  37. Moore, P.A., Atema, J., andGerhardt, G.A. 1991. Fluid dynamics and microscale odor movement in the chemosensory appendages of the lobster,Homarus americanus.Chem. Senses 16:663–674.Google Scholar
  38. Moore, P.A., Zimmer-Faust, R.K., BeMent, S.L., Weissburg, M.J., Parrish, M.J., andGerhardt, G.A. 1992. Measurement of microscale patchiness in a turbulent aquatic odor plume using a semiconductor-based microprobe.Biol. Bull. 183:138–142.Google Scholar
  39. Murlis, J., andJones, C.D. 1981. Fine-scale structure of odour plumes in relation to insect orientation to distant pheromone and other attractant sources.Physiol. Entomol. 6:71–86.Google Scholar
  40. Murlis, J., Willis, M.A., andCardé, R.T. 1991. Odour signals: patterns in space and time, pp. 6–17,in K. Doving (eds.). Proceedings of the Tenth International Symposium on Olfaction and Taste, Graphic Communication System, Oslo.Google Scholar
  41. Nowell, A.R.M., andJumars, P.A. 1984. Flow environments of aquatic benthos.Annu. Rev. Ecol. Syst. 15:303–328.Google Scholar
  42. Nowell, A.R.M., andJumars, P.A. 1987. Flumes: Theoretical and experimental considerations for simulation of benthic environments.Oceanogr. Mar. Biol. Annu. Rev. 25:91–112.Google Scholar
  43. Reeder, P.B., andAche, B.W. 1980. Chemotaxis in the Florida spiny lobster,Panulirus argus.Anim. Behav. 28:831–839.Google Scholar
  44. Rubenstein, D.I., andKoehl, M.A.R. 1977. The mechanisms of filter feeding: Some theoretical considerations.Am. Nat. 111:981–994.Google Scholar
  45. Scholz, N., andAtema, J. 1991. Effect of flow velocity on chemical signal dispersal and hermit crab orientation.Chem. Senses 16:577–578.Google Scholar
  46. Tennekes, H., andLumley, J.L. 1972. A First Course in Turbulence, MIT Press, Cambridge, Massachusetts, 300 pp.Google Scholar
  47. Voigt, R., andAtema, J. 1990. Adaptation in chemoreceptor cells. III. Effects of cumulative adaptation.J. Comp. Physiol. A. 166:865–874.Google Scholar
  48. Weissburg, M.J., andZimmer-Faust, R.K. 1993. Life and death in moving fluids: hydrodynamic effects on chemosensory-mediated predation.Ecology. 74:1428–1443.Google Scholar
  49. Westerberg, H. 1991. Properties of aquatic odour trails, pp. 45–65,in K. Døving (eds). Proceedings of the Tenth International Symposium on Olfaction and Taste, Graphic Communication System, Oslo.Google Scholar
  50. Wright, L.D. 1989. Benthic boundary layers of estuarine and coastal environments.Rev. Aquat. Sci. 1:75–95.Google Scholar
  51. Zar, J.H. 1984. Biostatistical Analysis, 2nd ed. Prentice Hall, Englewood Cliffs, New Jersey.Google Scholar
  52. Zimmer-Faust, R.K. 1989. The relationship between chemoreception and foraging behavior in crustaceans.Limnol. Oceanogr. 34:967–974.Google Scholar
  53. Zimmer-Faust, R.K., Stanfill, J.M., andCollard, S.B. III. 1988. A fast, multichannel fluorometer for investigating aquatic chemoreception and odor trails.Limnol. Oceanogr. 33:1586–1595.Google Scholar

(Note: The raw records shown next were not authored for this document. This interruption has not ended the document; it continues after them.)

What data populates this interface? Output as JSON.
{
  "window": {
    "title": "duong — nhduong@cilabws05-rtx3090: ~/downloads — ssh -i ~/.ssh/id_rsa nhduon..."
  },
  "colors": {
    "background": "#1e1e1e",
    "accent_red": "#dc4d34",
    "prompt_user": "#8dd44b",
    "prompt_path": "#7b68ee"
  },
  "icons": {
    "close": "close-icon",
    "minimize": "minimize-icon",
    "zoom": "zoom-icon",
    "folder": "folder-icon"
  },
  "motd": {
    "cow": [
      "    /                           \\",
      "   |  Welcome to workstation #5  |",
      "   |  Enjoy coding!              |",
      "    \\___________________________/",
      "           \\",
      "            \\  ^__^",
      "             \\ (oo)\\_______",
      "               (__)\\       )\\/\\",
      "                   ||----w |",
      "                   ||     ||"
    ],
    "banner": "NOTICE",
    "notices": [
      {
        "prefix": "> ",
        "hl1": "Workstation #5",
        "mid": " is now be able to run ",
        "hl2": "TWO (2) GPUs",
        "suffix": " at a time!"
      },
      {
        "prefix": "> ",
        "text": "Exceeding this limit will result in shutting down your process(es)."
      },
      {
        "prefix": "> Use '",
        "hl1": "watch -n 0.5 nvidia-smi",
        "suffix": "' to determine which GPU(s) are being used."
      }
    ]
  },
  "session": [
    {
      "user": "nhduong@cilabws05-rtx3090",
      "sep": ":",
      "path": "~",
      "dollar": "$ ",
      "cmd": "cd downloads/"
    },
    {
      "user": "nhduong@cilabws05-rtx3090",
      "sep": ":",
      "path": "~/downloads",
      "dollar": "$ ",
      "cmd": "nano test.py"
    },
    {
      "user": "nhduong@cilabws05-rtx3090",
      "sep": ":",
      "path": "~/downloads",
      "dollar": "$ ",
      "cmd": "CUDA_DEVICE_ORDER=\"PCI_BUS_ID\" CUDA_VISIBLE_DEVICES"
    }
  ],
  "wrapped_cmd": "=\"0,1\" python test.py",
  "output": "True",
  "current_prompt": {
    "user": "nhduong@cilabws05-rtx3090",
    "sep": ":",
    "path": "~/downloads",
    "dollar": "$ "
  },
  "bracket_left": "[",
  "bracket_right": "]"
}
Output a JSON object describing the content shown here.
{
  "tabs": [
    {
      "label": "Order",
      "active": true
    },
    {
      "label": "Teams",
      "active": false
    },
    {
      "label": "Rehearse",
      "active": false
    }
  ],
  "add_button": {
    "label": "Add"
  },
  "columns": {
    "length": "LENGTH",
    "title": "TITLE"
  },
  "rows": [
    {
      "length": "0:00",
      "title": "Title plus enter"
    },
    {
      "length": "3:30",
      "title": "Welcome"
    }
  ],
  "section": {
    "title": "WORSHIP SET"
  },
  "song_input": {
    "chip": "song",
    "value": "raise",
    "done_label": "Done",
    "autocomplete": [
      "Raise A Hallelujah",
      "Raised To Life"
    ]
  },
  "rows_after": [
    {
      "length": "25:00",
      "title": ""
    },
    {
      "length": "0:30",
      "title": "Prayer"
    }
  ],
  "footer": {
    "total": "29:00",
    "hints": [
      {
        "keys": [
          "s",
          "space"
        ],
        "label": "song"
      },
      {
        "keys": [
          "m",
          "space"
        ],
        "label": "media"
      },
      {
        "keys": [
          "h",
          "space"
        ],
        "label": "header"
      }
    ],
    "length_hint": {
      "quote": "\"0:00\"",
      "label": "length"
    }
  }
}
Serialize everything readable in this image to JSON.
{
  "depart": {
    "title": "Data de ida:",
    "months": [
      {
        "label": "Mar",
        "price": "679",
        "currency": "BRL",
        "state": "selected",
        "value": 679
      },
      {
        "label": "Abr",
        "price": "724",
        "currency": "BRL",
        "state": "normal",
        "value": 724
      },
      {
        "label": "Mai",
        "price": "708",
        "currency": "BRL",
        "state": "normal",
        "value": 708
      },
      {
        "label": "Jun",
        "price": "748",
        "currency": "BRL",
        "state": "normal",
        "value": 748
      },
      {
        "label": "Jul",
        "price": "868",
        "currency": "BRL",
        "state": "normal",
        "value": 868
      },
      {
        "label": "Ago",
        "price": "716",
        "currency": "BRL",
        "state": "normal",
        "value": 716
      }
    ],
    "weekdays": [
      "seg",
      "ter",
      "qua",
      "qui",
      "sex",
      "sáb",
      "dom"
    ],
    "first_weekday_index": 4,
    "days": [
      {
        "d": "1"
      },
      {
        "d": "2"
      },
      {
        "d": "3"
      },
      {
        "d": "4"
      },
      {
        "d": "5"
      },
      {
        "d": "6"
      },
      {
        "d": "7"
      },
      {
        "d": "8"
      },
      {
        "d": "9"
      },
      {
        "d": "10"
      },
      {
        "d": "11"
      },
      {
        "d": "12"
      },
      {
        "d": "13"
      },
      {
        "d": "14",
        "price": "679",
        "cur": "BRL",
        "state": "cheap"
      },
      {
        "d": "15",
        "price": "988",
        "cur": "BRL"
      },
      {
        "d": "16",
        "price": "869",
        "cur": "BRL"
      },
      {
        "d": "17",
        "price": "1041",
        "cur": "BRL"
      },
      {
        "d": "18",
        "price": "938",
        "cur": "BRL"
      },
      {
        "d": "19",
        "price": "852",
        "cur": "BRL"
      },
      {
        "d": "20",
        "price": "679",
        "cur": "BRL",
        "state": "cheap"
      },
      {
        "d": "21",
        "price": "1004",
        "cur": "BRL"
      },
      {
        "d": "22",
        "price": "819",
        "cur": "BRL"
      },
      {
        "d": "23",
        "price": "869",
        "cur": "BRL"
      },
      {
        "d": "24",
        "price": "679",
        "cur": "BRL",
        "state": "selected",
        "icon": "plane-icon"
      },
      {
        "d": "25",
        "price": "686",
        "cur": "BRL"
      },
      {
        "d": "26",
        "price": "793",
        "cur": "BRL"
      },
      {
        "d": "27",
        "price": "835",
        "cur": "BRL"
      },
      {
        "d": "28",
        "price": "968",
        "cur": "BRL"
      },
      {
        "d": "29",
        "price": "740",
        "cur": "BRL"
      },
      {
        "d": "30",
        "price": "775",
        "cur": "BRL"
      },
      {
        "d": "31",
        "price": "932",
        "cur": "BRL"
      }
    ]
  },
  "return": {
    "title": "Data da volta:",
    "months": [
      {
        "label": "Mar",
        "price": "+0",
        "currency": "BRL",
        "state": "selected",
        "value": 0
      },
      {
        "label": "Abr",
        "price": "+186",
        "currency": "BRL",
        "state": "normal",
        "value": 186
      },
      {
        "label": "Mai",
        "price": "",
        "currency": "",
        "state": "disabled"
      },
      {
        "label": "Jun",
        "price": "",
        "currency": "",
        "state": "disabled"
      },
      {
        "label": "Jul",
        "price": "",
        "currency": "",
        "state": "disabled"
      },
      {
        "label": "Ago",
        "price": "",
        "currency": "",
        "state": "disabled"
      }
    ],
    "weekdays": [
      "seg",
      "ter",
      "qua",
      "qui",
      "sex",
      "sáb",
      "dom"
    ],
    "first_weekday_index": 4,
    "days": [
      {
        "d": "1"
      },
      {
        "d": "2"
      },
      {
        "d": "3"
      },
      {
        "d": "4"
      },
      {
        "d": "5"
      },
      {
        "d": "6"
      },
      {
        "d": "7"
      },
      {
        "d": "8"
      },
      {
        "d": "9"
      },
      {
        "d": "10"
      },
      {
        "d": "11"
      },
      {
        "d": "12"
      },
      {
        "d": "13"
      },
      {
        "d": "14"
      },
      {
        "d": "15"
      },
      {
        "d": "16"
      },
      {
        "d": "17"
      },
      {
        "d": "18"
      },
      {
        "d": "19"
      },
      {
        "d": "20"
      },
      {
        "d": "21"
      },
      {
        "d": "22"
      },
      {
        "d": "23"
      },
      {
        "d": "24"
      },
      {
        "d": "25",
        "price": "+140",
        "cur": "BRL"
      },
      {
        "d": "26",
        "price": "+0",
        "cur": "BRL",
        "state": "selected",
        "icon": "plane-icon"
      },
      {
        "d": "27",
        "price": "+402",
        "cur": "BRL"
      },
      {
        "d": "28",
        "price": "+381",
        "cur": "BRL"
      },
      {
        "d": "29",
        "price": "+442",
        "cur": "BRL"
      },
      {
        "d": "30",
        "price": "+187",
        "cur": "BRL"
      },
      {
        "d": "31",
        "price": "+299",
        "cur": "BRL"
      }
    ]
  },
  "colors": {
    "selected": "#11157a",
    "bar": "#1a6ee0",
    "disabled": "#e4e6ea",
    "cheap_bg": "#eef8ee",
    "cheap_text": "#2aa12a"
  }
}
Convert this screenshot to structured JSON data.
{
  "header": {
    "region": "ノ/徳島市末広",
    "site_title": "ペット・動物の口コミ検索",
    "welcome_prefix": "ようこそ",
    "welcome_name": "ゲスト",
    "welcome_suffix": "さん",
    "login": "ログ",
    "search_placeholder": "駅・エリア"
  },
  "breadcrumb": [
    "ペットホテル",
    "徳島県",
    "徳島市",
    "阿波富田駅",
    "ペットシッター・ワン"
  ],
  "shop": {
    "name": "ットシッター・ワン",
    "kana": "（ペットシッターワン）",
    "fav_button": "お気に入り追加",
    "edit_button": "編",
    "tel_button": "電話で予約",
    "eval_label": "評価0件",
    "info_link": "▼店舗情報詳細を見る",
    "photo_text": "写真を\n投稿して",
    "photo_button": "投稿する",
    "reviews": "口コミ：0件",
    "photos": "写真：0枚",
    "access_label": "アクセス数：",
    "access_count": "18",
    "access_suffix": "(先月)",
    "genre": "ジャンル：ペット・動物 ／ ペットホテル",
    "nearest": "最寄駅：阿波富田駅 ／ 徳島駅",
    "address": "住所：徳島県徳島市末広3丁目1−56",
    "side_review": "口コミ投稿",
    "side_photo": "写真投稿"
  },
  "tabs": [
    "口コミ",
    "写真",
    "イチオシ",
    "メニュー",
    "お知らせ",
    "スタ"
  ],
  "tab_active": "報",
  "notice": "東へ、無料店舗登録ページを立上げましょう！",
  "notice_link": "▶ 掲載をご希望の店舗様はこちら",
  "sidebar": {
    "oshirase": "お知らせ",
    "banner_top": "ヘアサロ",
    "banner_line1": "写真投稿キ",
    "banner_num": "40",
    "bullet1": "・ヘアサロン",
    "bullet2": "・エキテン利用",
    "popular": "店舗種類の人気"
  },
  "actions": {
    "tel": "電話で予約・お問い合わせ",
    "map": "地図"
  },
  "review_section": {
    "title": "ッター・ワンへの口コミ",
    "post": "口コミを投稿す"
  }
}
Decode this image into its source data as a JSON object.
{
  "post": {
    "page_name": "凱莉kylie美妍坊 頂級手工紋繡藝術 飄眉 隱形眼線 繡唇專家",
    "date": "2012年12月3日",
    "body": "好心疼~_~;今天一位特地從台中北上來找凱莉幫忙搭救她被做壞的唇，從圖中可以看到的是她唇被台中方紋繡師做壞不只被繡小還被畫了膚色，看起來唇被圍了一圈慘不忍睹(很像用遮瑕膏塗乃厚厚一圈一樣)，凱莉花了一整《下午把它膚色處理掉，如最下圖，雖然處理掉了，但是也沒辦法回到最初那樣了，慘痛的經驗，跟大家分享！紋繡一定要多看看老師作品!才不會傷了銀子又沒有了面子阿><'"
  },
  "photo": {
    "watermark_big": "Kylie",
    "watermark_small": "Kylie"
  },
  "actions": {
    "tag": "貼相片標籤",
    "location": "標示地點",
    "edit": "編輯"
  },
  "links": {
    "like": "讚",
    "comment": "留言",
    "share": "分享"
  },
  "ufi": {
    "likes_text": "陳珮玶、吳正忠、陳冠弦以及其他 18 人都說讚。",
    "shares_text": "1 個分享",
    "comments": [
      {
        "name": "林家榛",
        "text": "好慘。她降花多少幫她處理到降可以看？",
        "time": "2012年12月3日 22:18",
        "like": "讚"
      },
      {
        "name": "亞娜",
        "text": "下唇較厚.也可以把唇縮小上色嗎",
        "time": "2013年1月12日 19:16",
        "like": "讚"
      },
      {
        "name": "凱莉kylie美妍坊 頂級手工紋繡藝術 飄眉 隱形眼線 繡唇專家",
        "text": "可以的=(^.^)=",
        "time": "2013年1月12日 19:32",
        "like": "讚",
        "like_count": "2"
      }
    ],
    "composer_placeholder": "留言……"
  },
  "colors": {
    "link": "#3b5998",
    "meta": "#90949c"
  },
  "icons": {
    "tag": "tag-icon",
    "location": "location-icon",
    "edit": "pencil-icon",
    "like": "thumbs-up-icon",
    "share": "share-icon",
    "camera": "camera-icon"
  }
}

Copyright information

© Plenum Publishing Corporation 1994

Authors and Affiliations

  • Paul A. Moore
    • 1
    • 3
  • Marc J. Weissburg
    • 2
  • J. Michael Parrish
    • 3
  • Richard K. Zimmer-Faust
    • 4
  • Greg A. Gerhardt
    • 3
  1. 1.Monell Chemical Senses CenterPhiladelphia
  2. 2.Department of BiologyGeorgia State UniversityAtlanta
  3. 3.Departments of Pharmacology and Psychiatry Neuroscience Training Program, and Rocky Mountain Center for Sensor TechnologyUniversity of Colorado Health Sciences CenterDenver
  4. 4.Department of Biology, Marine Sciences Program, and Belle W. Baruch Institute for Marine Biology and Coastal ResearchUniversity of South CarolinaColumbia

Personalised recommendations